  • A superior, and mostly untapped source of contextual awareness which could generate credible metadata is digital asset supply chains and the text or quantitative metadata which they generate.
  • Many of the methods currently in use are not particularly sophisticated. They simply depend on the participants in the supply chain being prepared to be better organized. This is a key principle of all effective supply chain management initiatives: get the culture and planning right and potentially cut the complexity and cost of the technology.
  • Effective use of AI tech requires more than simply plugging in third party APIs. To get the most value, you will need to spend on consulting and custom implementation work, otherwise the results will not be optimized sufficiently to generate value. That point is still not widely understood by DAM users (nor often mentioned by DAM vendors).

A Final Note on Interoperability

One subject that should be mentioned is that when properly executed, interoperability alone can produce many of the same benefits as AI. Further, the risk and complexity of implementation is significantly lower if people, systems and processes are aligned using some simple standardized protocols and methods
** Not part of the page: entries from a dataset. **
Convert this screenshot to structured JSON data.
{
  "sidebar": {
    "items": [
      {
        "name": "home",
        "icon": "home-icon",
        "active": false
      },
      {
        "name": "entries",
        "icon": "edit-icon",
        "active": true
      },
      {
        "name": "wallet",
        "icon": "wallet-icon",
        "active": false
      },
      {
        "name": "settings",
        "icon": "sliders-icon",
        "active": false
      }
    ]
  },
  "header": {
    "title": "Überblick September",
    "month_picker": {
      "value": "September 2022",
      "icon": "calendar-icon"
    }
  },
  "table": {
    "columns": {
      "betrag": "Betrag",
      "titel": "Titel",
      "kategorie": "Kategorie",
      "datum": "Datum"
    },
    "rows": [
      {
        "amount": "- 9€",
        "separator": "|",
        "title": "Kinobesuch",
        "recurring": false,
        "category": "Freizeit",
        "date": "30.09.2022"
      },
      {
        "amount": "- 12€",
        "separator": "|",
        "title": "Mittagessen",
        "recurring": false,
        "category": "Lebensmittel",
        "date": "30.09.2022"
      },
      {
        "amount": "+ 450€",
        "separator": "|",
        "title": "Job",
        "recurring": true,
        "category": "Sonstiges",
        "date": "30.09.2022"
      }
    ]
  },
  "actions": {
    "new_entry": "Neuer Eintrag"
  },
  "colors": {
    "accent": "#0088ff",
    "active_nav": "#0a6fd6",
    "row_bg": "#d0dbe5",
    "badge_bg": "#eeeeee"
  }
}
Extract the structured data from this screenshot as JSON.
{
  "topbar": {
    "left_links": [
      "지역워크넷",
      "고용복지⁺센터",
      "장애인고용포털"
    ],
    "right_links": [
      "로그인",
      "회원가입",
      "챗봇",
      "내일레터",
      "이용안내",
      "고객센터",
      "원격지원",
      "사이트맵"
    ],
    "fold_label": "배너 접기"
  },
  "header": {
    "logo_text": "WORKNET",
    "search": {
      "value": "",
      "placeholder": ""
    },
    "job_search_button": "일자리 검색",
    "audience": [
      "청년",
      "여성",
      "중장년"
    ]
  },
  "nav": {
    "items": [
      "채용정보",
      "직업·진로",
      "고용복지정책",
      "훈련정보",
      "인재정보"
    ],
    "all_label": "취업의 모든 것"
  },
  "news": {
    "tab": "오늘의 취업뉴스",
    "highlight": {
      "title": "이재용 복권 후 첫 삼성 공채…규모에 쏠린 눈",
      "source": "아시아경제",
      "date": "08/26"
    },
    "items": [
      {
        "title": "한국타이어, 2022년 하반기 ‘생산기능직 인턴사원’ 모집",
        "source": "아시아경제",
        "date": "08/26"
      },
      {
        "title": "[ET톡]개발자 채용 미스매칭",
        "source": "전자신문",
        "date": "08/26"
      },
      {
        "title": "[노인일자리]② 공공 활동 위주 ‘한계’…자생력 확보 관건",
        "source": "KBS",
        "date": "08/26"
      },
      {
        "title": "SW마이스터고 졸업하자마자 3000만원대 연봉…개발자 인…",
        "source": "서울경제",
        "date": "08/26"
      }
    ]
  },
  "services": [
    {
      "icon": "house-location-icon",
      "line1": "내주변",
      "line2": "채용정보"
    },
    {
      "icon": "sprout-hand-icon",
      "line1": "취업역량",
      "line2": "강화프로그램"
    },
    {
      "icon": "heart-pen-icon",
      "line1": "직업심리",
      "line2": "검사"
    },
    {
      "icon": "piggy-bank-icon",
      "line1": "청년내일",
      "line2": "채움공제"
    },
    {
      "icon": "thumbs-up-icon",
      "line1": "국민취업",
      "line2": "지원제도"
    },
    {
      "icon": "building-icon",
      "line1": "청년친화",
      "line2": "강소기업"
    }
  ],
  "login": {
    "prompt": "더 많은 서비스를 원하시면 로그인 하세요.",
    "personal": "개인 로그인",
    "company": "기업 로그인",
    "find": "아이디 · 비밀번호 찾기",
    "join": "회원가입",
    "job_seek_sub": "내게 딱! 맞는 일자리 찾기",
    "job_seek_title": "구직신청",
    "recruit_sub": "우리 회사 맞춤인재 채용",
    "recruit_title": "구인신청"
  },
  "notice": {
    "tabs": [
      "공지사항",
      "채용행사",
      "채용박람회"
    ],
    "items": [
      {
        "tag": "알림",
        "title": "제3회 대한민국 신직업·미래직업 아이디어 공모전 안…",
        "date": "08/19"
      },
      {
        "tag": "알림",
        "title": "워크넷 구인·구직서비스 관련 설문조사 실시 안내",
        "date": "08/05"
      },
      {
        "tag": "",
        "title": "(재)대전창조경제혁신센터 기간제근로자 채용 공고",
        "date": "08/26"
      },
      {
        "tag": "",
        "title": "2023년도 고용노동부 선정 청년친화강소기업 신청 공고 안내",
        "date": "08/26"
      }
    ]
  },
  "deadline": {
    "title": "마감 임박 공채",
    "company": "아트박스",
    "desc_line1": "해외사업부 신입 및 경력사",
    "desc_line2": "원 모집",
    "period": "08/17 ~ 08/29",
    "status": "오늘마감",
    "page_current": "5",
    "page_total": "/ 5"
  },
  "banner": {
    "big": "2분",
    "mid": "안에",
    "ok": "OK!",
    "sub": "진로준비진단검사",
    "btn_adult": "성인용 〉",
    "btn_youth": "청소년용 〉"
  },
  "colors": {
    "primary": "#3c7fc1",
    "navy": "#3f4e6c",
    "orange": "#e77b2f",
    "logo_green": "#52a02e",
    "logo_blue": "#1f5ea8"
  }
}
DAM vendors should reflect on this as it speaks to some fundamental issues within the wider DAM industry. Many vendors would prefer to invest in highly complex solutions that keep them at the front and center of the process, rather than collaborating with peers to achieve the same result for far less effort and expense.

Imagine how much more effective AI technology could become for DAM if interoperability standards both existed and were enforced as a prerequisite of commercial participation in the delivery of solutions to end users?